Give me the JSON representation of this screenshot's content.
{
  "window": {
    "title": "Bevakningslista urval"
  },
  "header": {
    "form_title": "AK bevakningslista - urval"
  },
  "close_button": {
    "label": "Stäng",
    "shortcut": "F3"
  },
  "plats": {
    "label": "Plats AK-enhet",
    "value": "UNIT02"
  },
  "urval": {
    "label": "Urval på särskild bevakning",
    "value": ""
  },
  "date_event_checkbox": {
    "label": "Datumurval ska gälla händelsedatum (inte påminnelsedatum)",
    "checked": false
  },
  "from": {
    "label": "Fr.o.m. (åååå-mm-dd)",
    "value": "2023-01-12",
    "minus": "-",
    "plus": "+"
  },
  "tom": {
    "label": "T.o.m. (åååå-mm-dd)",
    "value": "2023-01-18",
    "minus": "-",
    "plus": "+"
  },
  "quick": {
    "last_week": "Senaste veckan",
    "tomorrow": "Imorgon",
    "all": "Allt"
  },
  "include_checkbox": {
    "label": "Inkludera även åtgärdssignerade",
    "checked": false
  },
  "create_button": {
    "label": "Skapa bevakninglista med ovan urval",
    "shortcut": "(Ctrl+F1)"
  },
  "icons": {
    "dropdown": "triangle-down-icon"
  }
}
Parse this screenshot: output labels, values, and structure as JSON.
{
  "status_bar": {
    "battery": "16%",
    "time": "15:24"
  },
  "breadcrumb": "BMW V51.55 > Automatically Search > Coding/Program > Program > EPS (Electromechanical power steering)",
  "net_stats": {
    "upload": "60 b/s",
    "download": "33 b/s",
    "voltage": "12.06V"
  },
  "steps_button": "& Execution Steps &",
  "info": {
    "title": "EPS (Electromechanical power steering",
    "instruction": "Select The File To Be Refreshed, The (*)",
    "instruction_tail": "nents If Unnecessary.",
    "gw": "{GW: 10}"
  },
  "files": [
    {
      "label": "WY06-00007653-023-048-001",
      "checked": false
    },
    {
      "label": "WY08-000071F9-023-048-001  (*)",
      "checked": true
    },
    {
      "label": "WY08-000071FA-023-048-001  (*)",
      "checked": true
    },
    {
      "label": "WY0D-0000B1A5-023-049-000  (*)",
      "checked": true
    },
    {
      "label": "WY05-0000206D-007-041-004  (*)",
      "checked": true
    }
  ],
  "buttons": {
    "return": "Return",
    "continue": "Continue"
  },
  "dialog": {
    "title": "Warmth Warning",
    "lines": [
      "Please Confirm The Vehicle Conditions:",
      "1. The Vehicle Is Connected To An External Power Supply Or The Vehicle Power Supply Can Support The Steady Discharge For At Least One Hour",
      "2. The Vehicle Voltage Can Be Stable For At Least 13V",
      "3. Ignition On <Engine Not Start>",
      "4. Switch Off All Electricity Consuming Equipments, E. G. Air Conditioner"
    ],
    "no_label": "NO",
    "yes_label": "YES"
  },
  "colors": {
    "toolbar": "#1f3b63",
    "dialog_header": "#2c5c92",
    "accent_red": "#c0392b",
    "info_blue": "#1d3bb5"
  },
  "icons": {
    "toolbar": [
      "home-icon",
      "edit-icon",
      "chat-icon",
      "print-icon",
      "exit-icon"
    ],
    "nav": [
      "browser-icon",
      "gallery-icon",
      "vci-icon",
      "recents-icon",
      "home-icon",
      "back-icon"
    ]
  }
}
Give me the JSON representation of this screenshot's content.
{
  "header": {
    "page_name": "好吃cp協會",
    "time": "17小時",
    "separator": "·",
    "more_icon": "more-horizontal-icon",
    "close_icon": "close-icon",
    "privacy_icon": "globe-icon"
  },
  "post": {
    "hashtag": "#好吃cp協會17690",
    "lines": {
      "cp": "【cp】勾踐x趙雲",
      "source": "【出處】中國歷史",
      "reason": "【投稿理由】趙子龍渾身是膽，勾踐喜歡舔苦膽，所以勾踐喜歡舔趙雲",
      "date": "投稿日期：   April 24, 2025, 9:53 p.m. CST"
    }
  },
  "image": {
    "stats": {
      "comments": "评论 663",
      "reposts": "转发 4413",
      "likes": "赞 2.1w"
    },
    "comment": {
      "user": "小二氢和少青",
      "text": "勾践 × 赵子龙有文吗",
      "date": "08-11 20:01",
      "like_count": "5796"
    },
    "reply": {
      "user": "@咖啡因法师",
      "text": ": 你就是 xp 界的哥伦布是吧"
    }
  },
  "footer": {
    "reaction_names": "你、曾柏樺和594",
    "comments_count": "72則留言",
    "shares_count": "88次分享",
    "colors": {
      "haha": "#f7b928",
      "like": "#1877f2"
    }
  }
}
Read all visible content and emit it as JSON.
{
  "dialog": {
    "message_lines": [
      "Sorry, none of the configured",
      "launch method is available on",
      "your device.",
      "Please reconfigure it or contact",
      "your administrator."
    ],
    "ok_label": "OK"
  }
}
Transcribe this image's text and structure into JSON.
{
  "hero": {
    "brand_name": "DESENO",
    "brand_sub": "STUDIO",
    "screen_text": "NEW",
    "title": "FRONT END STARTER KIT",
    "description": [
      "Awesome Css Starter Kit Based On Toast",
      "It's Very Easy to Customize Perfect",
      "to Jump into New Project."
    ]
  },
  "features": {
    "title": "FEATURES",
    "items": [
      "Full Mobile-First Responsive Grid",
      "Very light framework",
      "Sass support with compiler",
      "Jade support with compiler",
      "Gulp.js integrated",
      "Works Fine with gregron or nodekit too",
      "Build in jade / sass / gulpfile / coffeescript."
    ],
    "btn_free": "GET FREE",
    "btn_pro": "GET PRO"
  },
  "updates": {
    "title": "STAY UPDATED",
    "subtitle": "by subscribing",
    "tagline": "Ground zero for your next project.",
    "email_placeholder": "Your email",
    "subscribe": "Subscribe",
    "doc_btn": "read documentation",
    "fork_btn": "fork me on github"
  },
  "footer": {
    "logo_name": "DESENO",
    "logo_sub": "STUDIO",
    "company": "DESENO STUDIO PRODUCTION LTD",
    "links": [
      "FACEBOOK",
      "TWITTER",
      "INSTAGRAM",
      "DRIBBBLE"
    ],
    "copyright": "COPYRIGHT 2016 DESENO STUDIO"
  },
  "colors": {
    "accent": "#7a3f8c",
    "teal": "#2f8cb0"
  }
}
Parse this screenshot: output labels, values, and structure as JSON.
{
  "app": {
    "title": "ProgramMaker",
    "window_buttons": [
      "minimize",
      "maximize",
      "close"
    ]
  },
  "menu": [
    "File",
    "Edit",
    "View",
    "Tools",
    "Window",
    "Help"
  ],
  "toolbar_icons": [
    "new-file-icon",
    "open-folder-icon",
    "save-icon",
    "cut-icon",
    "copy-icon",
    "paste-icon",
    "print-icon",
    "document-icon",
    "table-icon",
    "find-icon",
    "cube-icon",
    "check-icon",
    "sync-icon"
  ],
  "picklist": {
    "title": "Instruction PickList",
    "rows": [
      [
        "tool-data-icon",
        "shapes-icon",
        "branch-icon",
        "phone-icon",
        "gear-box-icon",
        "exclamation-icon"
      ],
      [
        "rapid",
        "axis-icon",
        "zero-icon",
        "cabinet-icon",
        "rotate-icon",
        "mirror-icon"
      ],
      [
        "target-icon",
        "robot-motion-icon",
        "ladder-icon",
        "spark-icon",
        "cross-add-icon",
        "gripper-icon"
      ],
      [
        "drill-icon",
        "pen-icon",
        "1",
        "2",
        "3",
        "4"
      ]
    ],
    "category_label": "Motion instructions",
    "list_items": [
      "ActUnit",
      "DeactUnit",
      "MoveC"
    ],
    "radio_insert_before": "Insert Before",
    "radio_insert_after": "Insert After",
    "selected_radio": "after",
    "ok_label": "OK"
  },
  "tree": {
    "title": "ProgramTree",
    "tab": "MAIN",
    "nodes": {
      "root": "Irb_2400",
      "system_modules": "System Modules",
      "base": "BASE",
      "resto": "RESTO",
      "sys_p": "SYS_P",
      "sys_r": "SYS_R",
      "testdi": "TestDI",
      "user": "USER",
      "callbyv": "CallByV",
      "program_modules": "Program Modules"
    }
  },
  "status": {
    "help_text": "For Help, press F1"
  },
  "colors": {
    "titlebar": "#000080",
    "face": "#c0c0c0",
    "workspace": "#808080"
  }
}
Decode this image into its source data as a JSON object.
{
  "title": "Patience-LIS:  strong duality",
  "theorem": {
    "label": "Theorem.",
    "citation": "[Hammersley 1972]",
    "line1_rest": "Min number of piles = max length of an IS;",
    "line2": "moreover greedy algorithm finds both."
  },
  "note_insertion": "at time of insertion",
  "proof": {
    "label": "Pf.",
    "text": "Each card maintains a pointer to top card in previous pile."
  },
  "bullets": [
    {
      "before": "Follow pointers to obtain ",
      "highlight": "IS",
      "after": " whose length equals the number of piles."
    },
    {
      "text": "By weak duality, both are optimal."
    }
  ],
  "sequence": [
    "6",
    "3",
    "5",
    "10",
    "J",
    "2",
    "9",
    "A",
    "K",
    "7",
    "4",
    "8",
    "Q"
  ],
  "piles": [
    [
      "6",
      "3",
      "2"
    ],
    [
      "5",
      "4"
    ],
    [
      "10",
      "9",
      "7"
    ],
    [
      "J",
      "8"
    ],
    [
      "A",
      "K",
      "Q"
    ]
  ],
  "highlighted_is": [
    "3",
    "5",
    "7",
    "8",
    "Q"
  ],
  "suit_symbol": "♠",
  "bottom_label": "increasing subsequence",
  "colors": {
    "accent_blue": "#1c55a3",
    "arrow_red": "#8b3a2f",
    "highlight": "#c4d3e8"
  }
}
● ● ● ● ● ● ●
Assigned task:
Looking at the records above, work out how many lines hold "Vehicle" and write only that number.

The completed task:
3